New Yorkers from across the state — including hundreds of doctors, nurses, patients, labor unions, community organizations, faith groups, and seniors — delivered 10,000 signatures supporting a single-payer health care bill sponsored by Assemblyman Richard Gottfried, D-Manhattan, and Sen. Bill Perkins, D-Harlem.
The press conference was coordinated with Healthcare-NOW NYC, Hunger Action Network of New York State, Physicians for a National Health Program (New York Metro chapter), Single Payer New York, and Statewide Senior Action.
“These signatures are a testament to the dedication of New Yorker all across this great state to reach out to members of their communities and help build the grassroots movement it will take to make healthcare a human right in New York,” said Katie Robbins, an organizer with Healthcare-Now.
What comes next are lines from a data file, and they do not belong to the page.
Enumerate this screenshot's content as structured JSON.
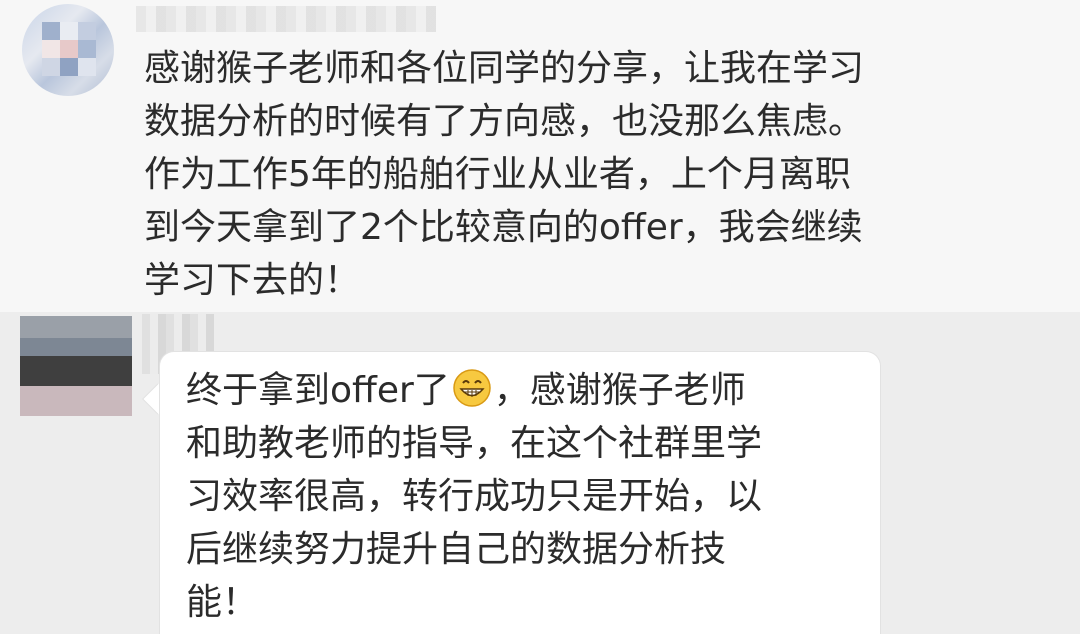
{
  "messages": [
    {
      "text_lines": [
        "感谢猴子老师和各位同学的分享，让我在学习",
        "数据分析的时候有了方向感，也没那么焦虑。",
        "作为工作5年的船舶行业从业者，上个月离职",
        "到今天拿到了2个比较意向的offer，我会继续",
        "学习下去的！"
      ]
    },
    {
      "line1_before_emoji": "终于拿到offer了",
      "emoji": "grinning-face-emoji",
      "line1_after_emoji": "，感谢猴子老师",
      "text_lines": [
        "和助教老师的指导，在这个社群里学",
        "习效率很高，转行成功只是开始，以",
        "后继续努力提升自己的数据分析技",
        "能！"
      ]
    }
  ],
  "colors": {
    "top_panel_bg": "#f7f7f7",
    "bottom_panel_bg": "#ededed",
    "bubble_bg": "#ffffff",
    "text": "#2b2b2b"
  }
}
The New York Health bill (A.5389-a/S.2078-a) —”an act to amend the public health law and the state finance law”— would expand health coverage to all New Yorkers regardless of age, income, or employment status, and would control costs by implementing a single-payer, universal healthcare system, its supporters say.
The bill has 74 co-sponsors in Assembly and 17 in the Senate.
“The affordable care act has made some important improvements in how we organize and pay for health care in this country but it still leaves us and our health care, and our wallets, in the hands of insurance companies—with their premiums, and their administrative costs, and deductibles, and co-pays, and limited network, and denials of payment for the care we need. We can do better and New York can do better,” said Gottfried, chair of the Assembly Health Committee.
“President Obama during [his] campaign said that no American should have to spend their golden years at the mercy of insurance companies, and I agree with that, but I want to know why that is only for golden years. We can get better health care, more affordable health care, more fairly paid for, for every single New Yorker if we enact the New York Health bill to provide universal, publicly sponsored, publicly funded, single-payer health coverage. We want to get this bill to the floor of the Assembly this year for a vote,” he said.
Under the legislation, there would be no premiums, co-payments, or deductibles, and coverage would be publicly funded. Advocates said they would like to see the bill passed in the Assembly, in the Senate, and signed by the governor.
Perkins began his speech with a call and response of “you’re heath is your wealth.”
“We not only want to get [the New York Health bill] passed in the Assembly, we also want to get it passed in the Senate, and most importantly, we want the governor to sign the bill. In fact if we could, we would ask the governor to advocate [and] make sure it gets passed in the Assembly; to advocate [and] make sure it gets passed in the Senate; to be standing there with us so that our wealth, our health, is not compromised,” Perkins said.
New York Hunger Action Network Executive Director Mark Dunlea said health care costs are “one of the three big bills” that send people to emergency food programs.
“When Massachusetts enacted their insurance mandate, many low-income residents found they had less access to health care services. It is immoral that the rich country in the world still refuses to treat health care as a basic human right, even while we spend far more money on health care per capita than countries with universal access,” Dunlea said.
The 10,000 signatures were delivered to the offices of Gov. Andrew Cuomo, Senate Republican Leader Dean Skelos, R-Rockville Centre, Independent Democratic Conference head Sen. Jeff Klein, D- Bronx, and Assembly Speaker Sheldon Silver, D-Manhattan.